* WHAT THE TASK REQUIRES:
Without including the pictures, copy each line below exactly as it reads.
==================================================
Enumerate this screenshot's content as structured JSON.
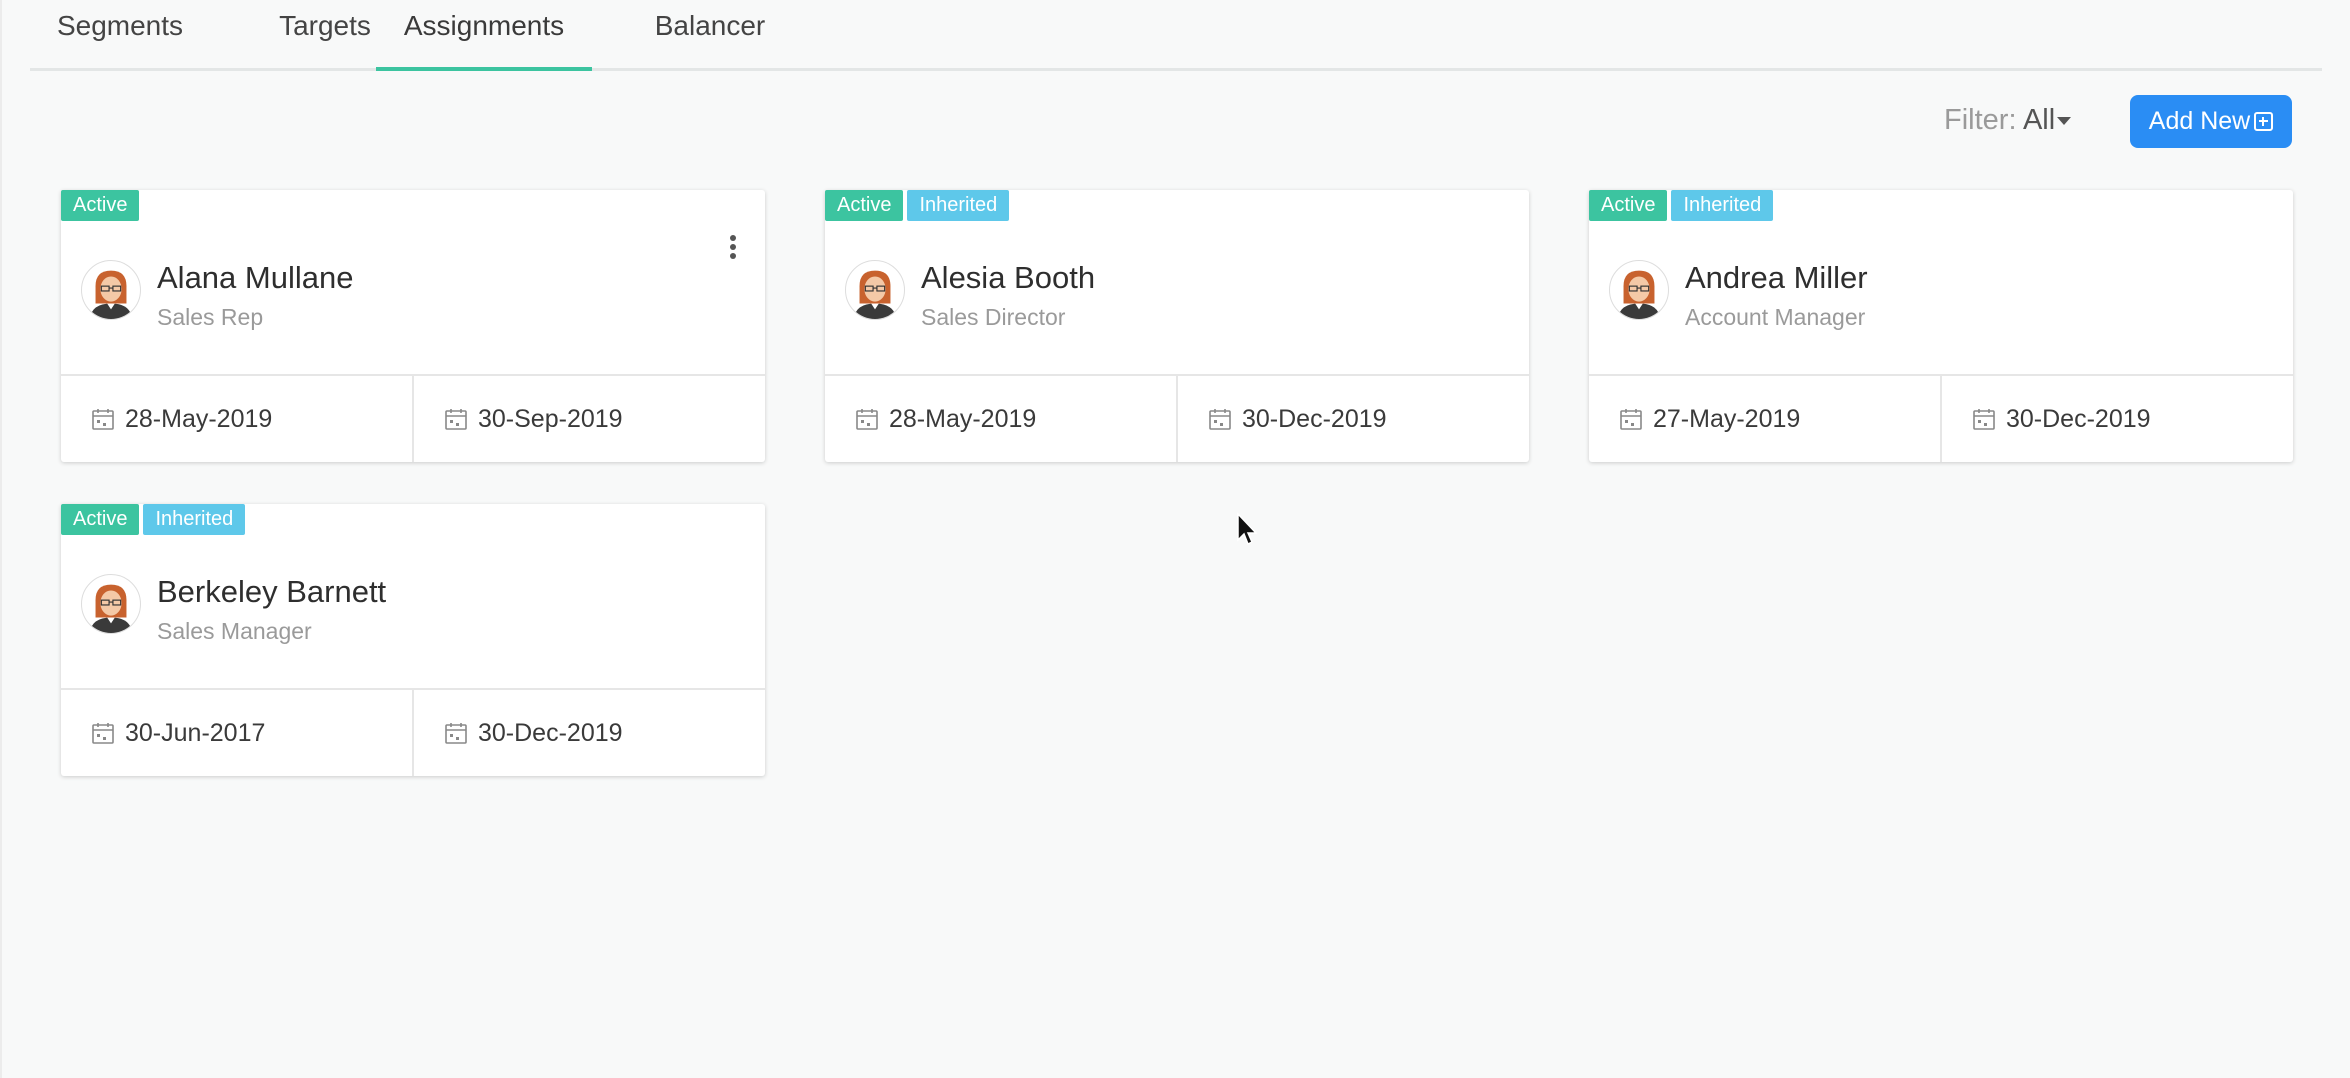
{
  "tabs": [
    {
      "label": "Segments"
    },
    {
      "label": "Targets"
    },
    {
      "label": "Assignments"
    },
    {
      "label": "Balancer"
    }
  ],
  "active_tab": "Assignments",
  "toolbar": {
    "filter_label": "Filter:",
    "filter_value": "All",
    "add_new_label": "Add New"
  },
  "cards": [
    {
      "name": "Alana Mullane",
      "role": "Sales Rep",
      "badges": [
        "Active"
      ],
      "start_date": "28-May-2019",
      "end_date": "30-Sep-2019"
    },
    {
      "name": "Alesia Booth",
      "role": "Sales Director",
      "badges": [
        "Active",
        "Inherited"
      ],
      "start_date": "28-May-2019",
      "end_date": "30-Dec-2019"
    },
    {
      "name": "Andrea Miller",
      "role": "Account Manager",
      "badges": [
        "Active",
        "Inherited"
      ],
      "start_date": "27-May-2019",
      "end_date": "30-Dec-2019"
    },
    {
      "name": "Berkeley Barnett",
      "role": "Sales Manager",
      "badges": [
        "Active",
        "Inherited"
      ],
      "start_date": "30-Jun-2017",
      "end_date": "30-Dec-2019"
    }
  ],
  "colors": {
    "accent": "#3cc4a0",
    "primary_button": "#2a8df4",
    "badge_active": "#3cc4a0",
    "badge_inherited": "#5ec8ea"
  },
  "icons": {
    "date": "calendar-icon",
    "menu": "kebab-menu-icon",
    "add": "plus-square-icon",
    "avatar": "avatar-icon"
  }
}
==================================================
* ANSWER BELOW:
Enumerate this screenshot's content as structured JSON.
{
  "tabs": [
    {
      "label": "Segments"
    },
    {
      "label": "Targets"
    },
    {
      "label": "Assignments"
    },
    {
      "label": "Balancer"
    }
  ],
  "active_tab": "Assignments",
  "toolbar": {
    "filter_label": "Filter:",
    "filter_value": "All",
    "add_new_label": "Add New"
  },
  "cards": [
    {
      "name": "Alana Mullane",
      "role": "Sales Rep",
      "badges": [
        "Active"
      ],
      "start_date": "28-May-2019",
      "end_date": "30-Sep-2019"
    },
    {
      "name": "Alesia Booth",
      "role": "Sales Director",
      "badges": [
        "Active",
        "Inherited"
      ],
      "start_date": "28-May-2019",
      "end_date": "30-Dec-2019"
    },
    {
      "name": "Andrea Miller",
      "role": "Account Manager",
      "badges": [
        "Active",
        "Inherited"
      ],
      "start_date": "27-May-2019",
      "end_date": "30-Dec-2019"
    },
    {
      "name": "Berkeley Barnett",
      "role": "Sales Manager",
      "badges": [
        "Active",
        "Inherited"
      ],
      "start_date": "30-Jun-2017",
      "end_date": "30-Dec-2019"
    }
  ],
  "colors": {
    "accent": "#3cc4a0",
    "primary_button": "#2a8df4",
    "badge_active": "#3cc4a0",
    "badge_inherited": "#5ec8ea"
  },
  "icons": {
    "date": "calendar-icon",
    "menu": "kebab-menu-icon",
    "add": "plus-square-icon",
    "avatar": "avatar-icon"
  }
}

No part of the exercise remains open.